BEGIN
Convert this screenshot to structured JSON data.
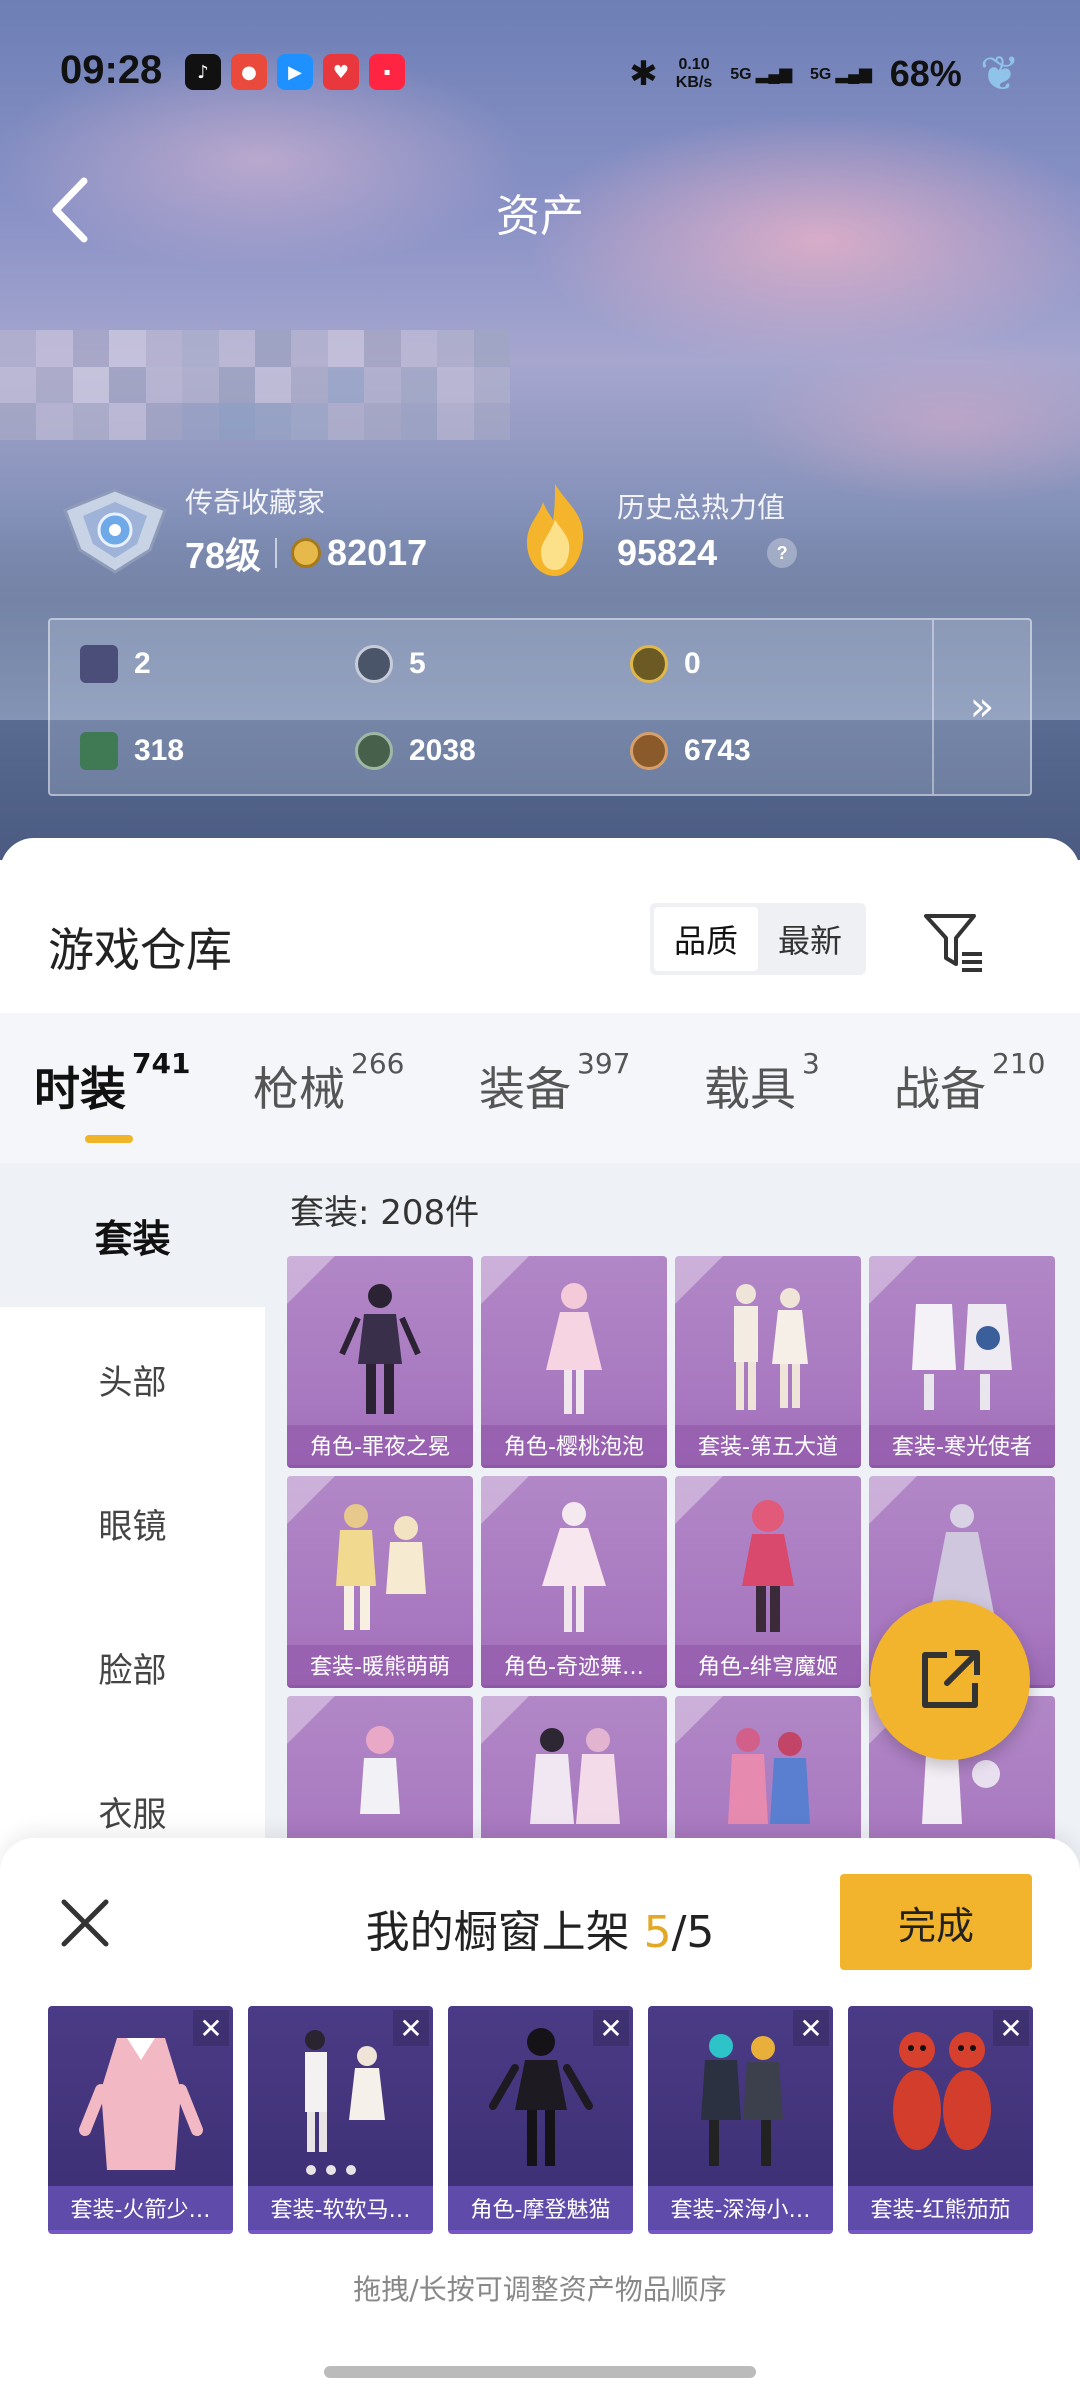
{
  "status_bar": {
    "time": "09:28",
    "app_icons": [
      "tiktok-icon",
      "weibo-icon",
      "video-icon",
      "heart-app-icon",
      "xiaohongshu-icon"
    ],
    "net_speed_value": "0.10",
    "net_speed_unit": "KB/s",
    "sim1": "5G",
    "sim2": "5G",
    "battery": "68%"
  },
  "header": {
    "title": "资产"
  },
  "profile": {
    "rank_title": "传奇收藏家",
    "level": "78级",
    "coins": "82017",
    "heat_title": "历史总热力值",
    "heat_value": "95824",
    "help": "?"
  },
  "stats": [
    {
      "icon": "card-icon",
      "value": "2",
      "color": "#4a4e78"
    },
    {
      "icon": "silver-coin-icon",
      "value": "5",
      "color": "#4b5569"
    },
    {
      "icon": "gold-badge-icon",
      "value": "0",
      "color": "#6b5a24"
    },
    {
      "icon": "green-card-icon",
      "value": "318",
      "color": "#3f7a55"
    },
    {
      "icon": "green-coin-icon",
      "value": "2038",
      "color": "#46604c"
    },
    {
      "icon": "bronze-coin-icon",
      "value": "6743",
      "color": "#8a5a2a"
    }
  ],
  "stats_more": "»",
  "warehouse": {
    "title": "游戏仓库",
    "sort_options": [
      "品质",
      "最新"
    ],
    "tabs": [
      {
        "label": "时装",
        "count": "741"
      },
      {
        "label": "枪械",
        "count": "266"
      },
      {
        "label": "装备",
        "count": "397"
      },
      {
        "label": "载具",
        "count": "3"
      },
      {
        "label": "战备",
        "count": "210"
      }
    ],
    "sidebar": [
      "套装",
      "头部",
      "眼镜",
      "脸部",
      "衣服"
    ],
    "count_label": "套装: 208件",
    "items": [
      {
        "label": "角色-罪夜之冕"
      },
      {
        "label": "角色-樱桃泡泡"
      },
      {
        "label": "套装-第五大道"
      },
      {
        "label": "套装-寒光使者"
      },
      {
        "label": "套装-暖熊萌萌"
      },
      {
        "label": "角色-奇迹舞…"
      },
      {
        "label": "角色-绯穹魔姬"
      },
      {
        "label": ""
      },
      {
        "label": ""
      },
      {
        "label": ""
      },
      {
        "label": ""
      },
      {
        "label": ""
      }
    ]
  },
  "showcase": {
    "title_prefix": "我的橱窗上架",
    "count_current": "5",
    "count_total": "/5",
    "done": "完成",
    "slots": [
      {
        "label": "套装-火箭少…"
      },
      {
        "label": "套装-软软马…"
      },
      {
        "label": "角色-摩登魅猫"
      },
      {
        "label": "套装-深海小…"
      },
      {
        "label": "套装-红熊茄茄"
      }
    ],
    "hint": "拖拽/长按可调整资产物品顺序"
  },
  "colors": {
    "accent": "#f3b42d",
    "card_purple": "#a878c0",
    "slot_purple": "#3b2e72"
  }
}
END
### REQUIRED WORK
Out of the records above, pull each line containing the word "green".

### RESPONSE BOX
      "icon": "green-card-icon",
      "icon": "green-coin-icon",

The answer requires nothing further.